Bills Maven

Camp setup: Bills won't rest on their laurels

Bills head coach Sean McDermott led the team into the playoffs last season with a 9-7 record.Photo: Kim Klement-USA TODAY Sports

McDermott. "So, we're not perfect. We've got, as you've heard me say before, a lot of work to do."

ROCHESTER, N.Y. -- As the Buffalo Bills prepare for training camp opening Wednesday (July 25), don't think head coach Sean McDermott and general manager Brandon Beane are patting each other on the back for helping to end the Buffalo Bills' embarrassing 17-year playoff drought, think again. That's not happening.

"That's not in our DNA," said Beane. "We're wired to win every day. You watch (McDermott) out there, the practices, do you see any less? I mean, the tempo, everything they've got to a T. If anything, we said, 'We've set the standard. If we drop down, we're pointing it back on ourselves. If anything, we've got to try to make it an even harder standard.'"
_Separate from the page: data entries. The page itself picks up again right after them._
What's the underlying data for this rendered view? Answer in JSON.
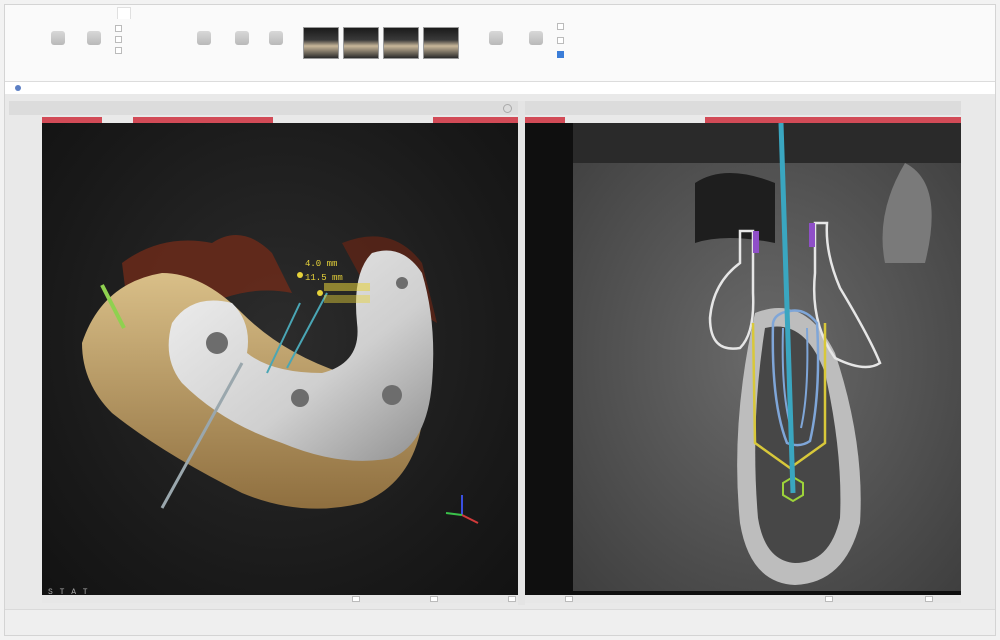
{
  "ribbon": {
    "tabs": [
      "",
      "",
      ""
    ],
    "buttons": [
      "",
      "",
      "",
      "",
      "",
      ""
    ],
    "checks": [
      "",
      "",
      ""
    ],
    "right_checks": [
      "",
      "",
      ""
    ],
    "thumbnails": 4,
    "groups": [
      "",
      "",
      "",
      ""
    ]
  },
  "infobar": {
    "message": "",
    "link": ""
  },
  "views": {
    "left_header": "",
    "right_header": ""
  },
  "view3d": {
    "measure_1": "4.0 mm",
    "measure_2": "11.5 mm",
    "corner_label": "S T A T"
  },
  "colors": {
    "accent_red": "#d24b57",
    "implant_blue": "#4aa6b5",
    "outline_yellow": "#d8c83a",
    "outline_lightblue": "#7fa6d8",
    "nerve_purple": "#8f4fc8"
  }
}
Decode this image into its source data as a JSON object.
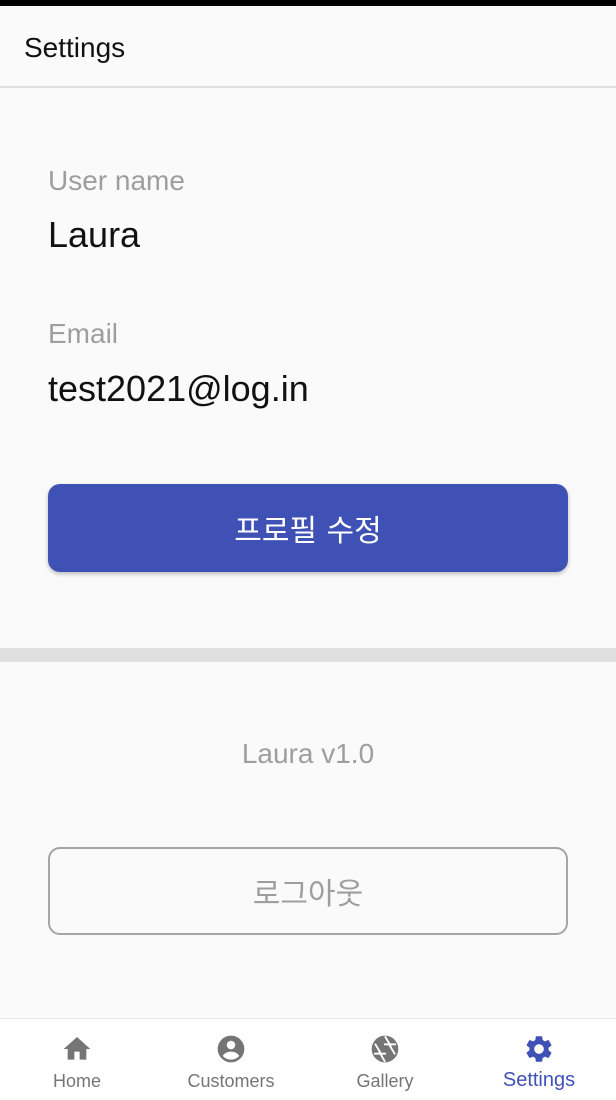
{
  "app_bar": {
    "title": "Settings"
  },
  "profile": {
    "username_label": "User name",
    "username_value": "Laura",
    "email_label": "Email",
    "email_value": "test2021@log.in",
    "edit_button_label": "프로필 수정"
  },
  "footer": {
    "version": "Laura v1.0",
    "logout_label": "로그아웃"
  },
  "bottom_nav": {
    "items": [
      {
        "label": "Home",
        "icon": "home-icon"
      },
      {
        "label": "Customers",
        "icon": "account-circle-icon"
      },
      {
        "label": "Gallery",
        "icon": "camera-shutter-icon"
      },
      {
        "label": "Settings",
        "icon": "gear-icon",
        "active": true
      }
    ]
  },
  "colors": {
    "primary": "#3f51b5",
    "muted_text": "#9e9e9e",
    "nav_inactive": "#757575"
  }
}
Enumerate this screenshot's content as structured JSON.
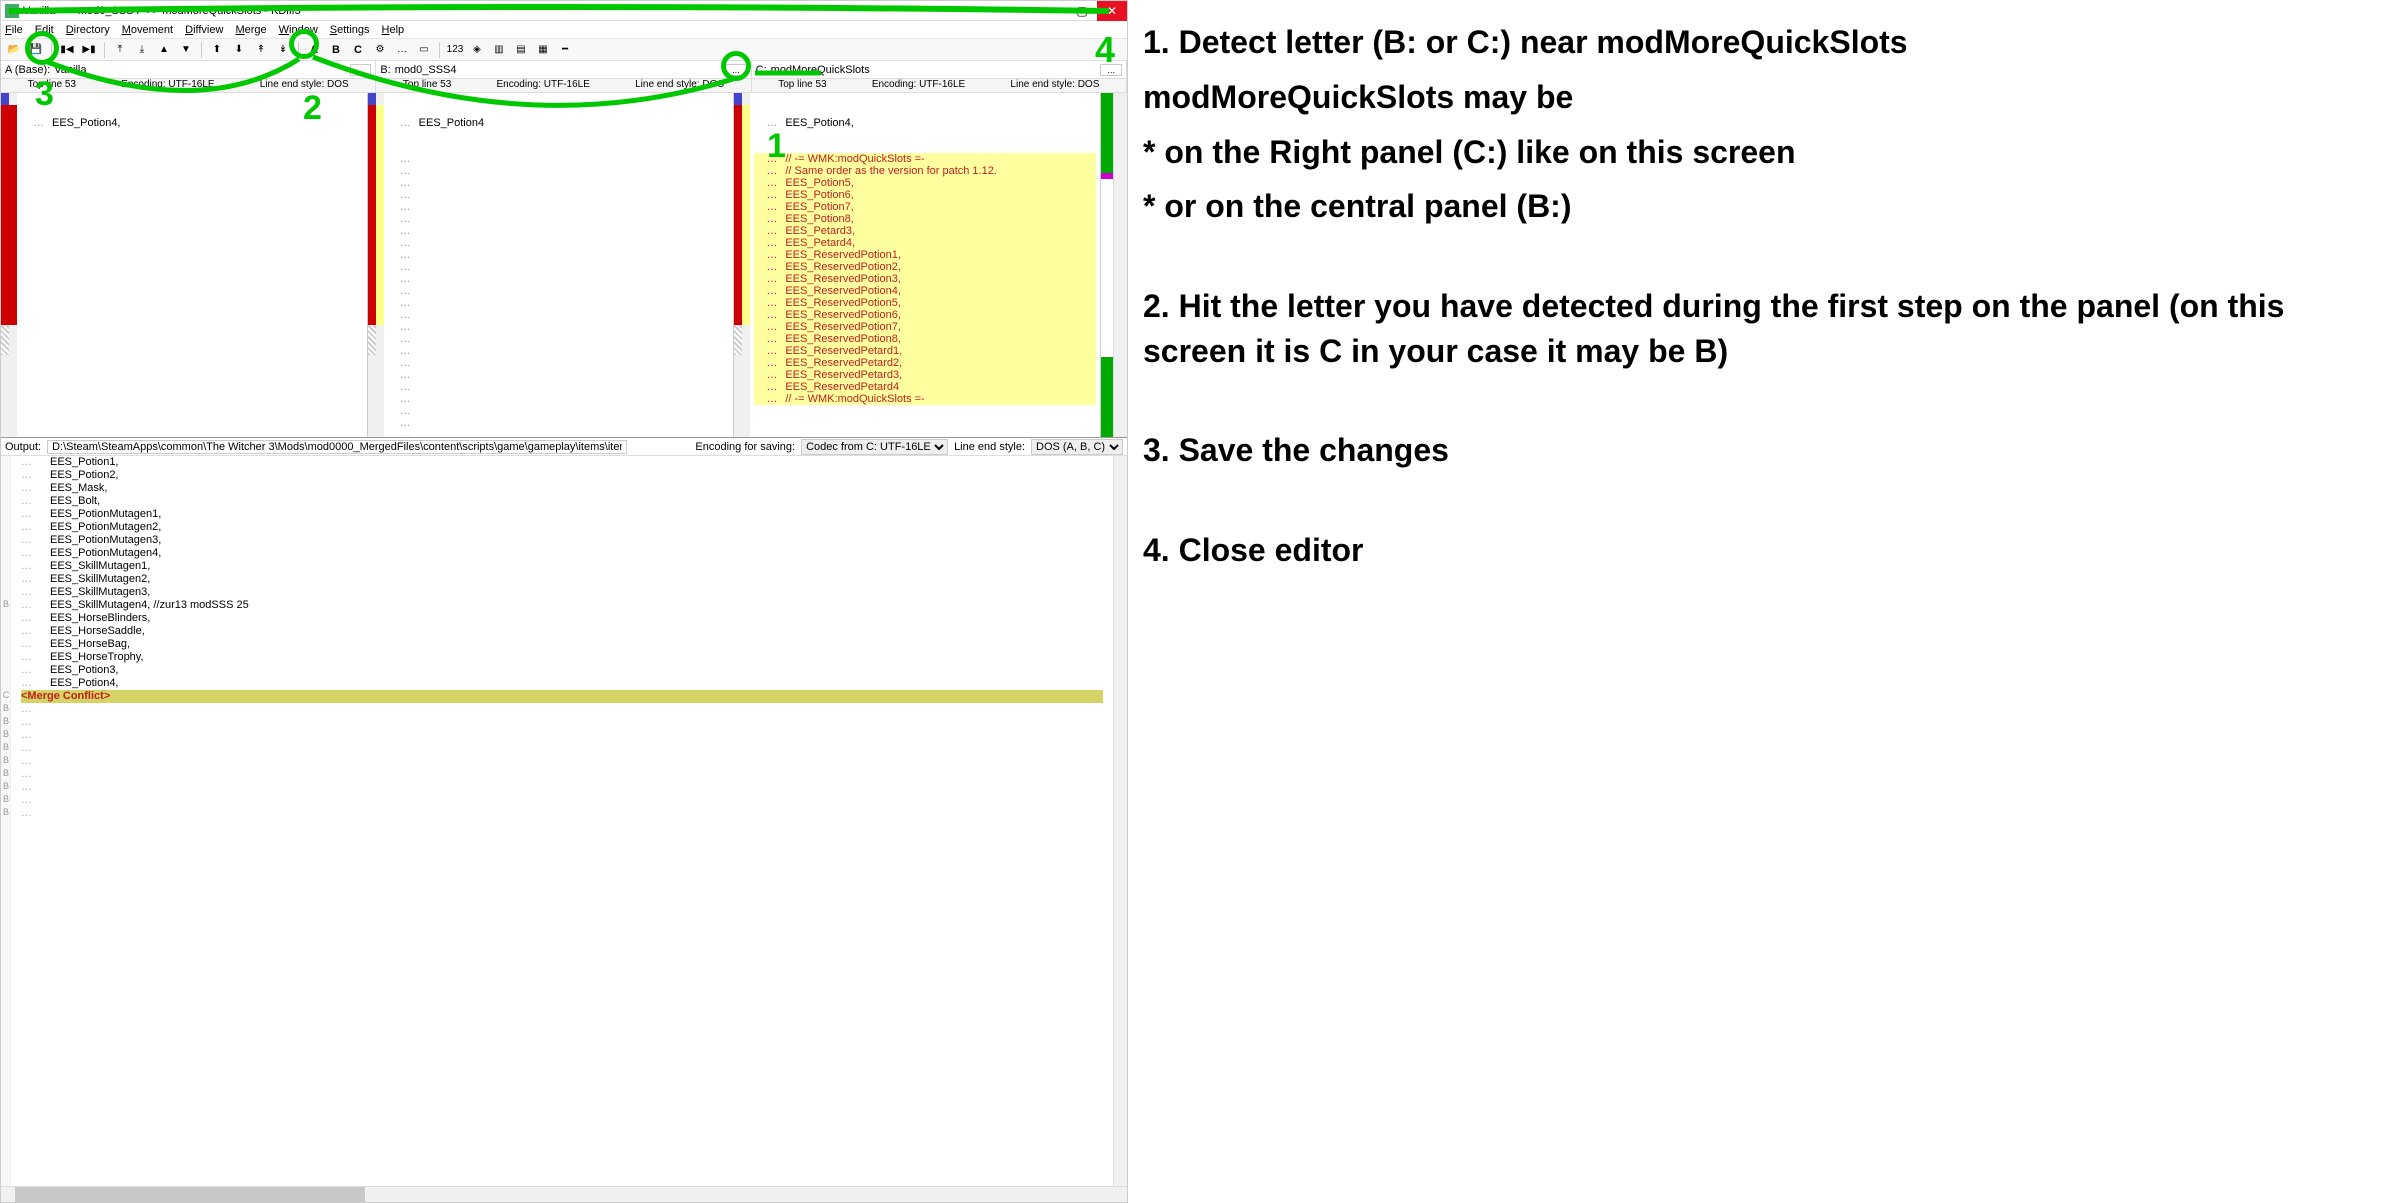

The problem is, the Bills could very well take a step back in 2018 because they have some big question marks on offense, some young players stepping into key roles on defense, and a September schedule that features road games at Baltimore, Green Bay and Minnesota, with a lone home game against the Los Angeles Chargers. It's an awfully tough way to start for a team that will be feeling its way at the beginning.

The truth is, the Bills probably shouldn't have made the playoffs last season. They finished 9-7 despite being outscored by 57 points, then needed a veritable miracle in the form of an Andy Dalton touchdown pass in the waning seconds at Baltimore that gave Cincinnati a shocking victory that simultaneously knocked the Ravens out of the postseason and ushered the Bills in through the back door.

This season, the Bills have no idea who their starting quarterback is going to be. No. 7 overall pick Josh Allen, free-agent signee AJ McCarron, and holdover backup Nathan Peterman will battle it out, and they have all of six regular-season NFL starts on their cumulative resume.

There is a great unknown regarding the availability of star running back LeSean McCoy, Buffalo's best player. A criminal investigation is ongoing in Georgia that will determine if McCoy had anything to do with the July 9 robbery and subsequent beating of his former girlfriend, who was living in a home that he owned. Until the matter is resolved, it's possible McCoy won't be able to be with the team, and if he is found to have any involvement, he could face a suspension by the league.

The wide receiving corps is woefully short on playmakers, which certainly won't help the situation at quarterback, and the offensive line must replace its three best players, Eric Wood and Richie Incognito (both retired) and Cordy Glenn (traded).

On defense, the Bills should be pretty solid. They have upgraded their defensive line with the free-agent acquisitions of tackle Star Lotulelei and end Trent Murphy, plus the drafting of tackle Harrison Phillips in the third round to join the likes of Kyle Williams, Jerry Hughes and Shaq Lawson. They also filled a huge need with their second first-round pick, No. 16 overall, when they grabbed middle linebacker Tremaine Edmunds.

And in the secondary, second-year cornerback Tre'Davious White will build on an outstanding rookie season, as will the safety tandem of Micah Hyde and Jordan Poyer who combined for 10 interceptions in 2017.

McDermott and Beane have built up some good will from a fan base that was thrilled they ended the drought. There's really no outside pressure, so if the Bills do indeed fall short of the playoffs, it will be viewed as a necessary part of the process as the organization continues to lay its foundation in place.

"We made some huge strides last year, but behind the scenes, even sometimes in plain view, you've seen the mistakes we've made and we've probably made twice as many that you haven't seen," said McDermott. "So, we're not perfect. We've got, as you've heard me say before, a lot of work to do."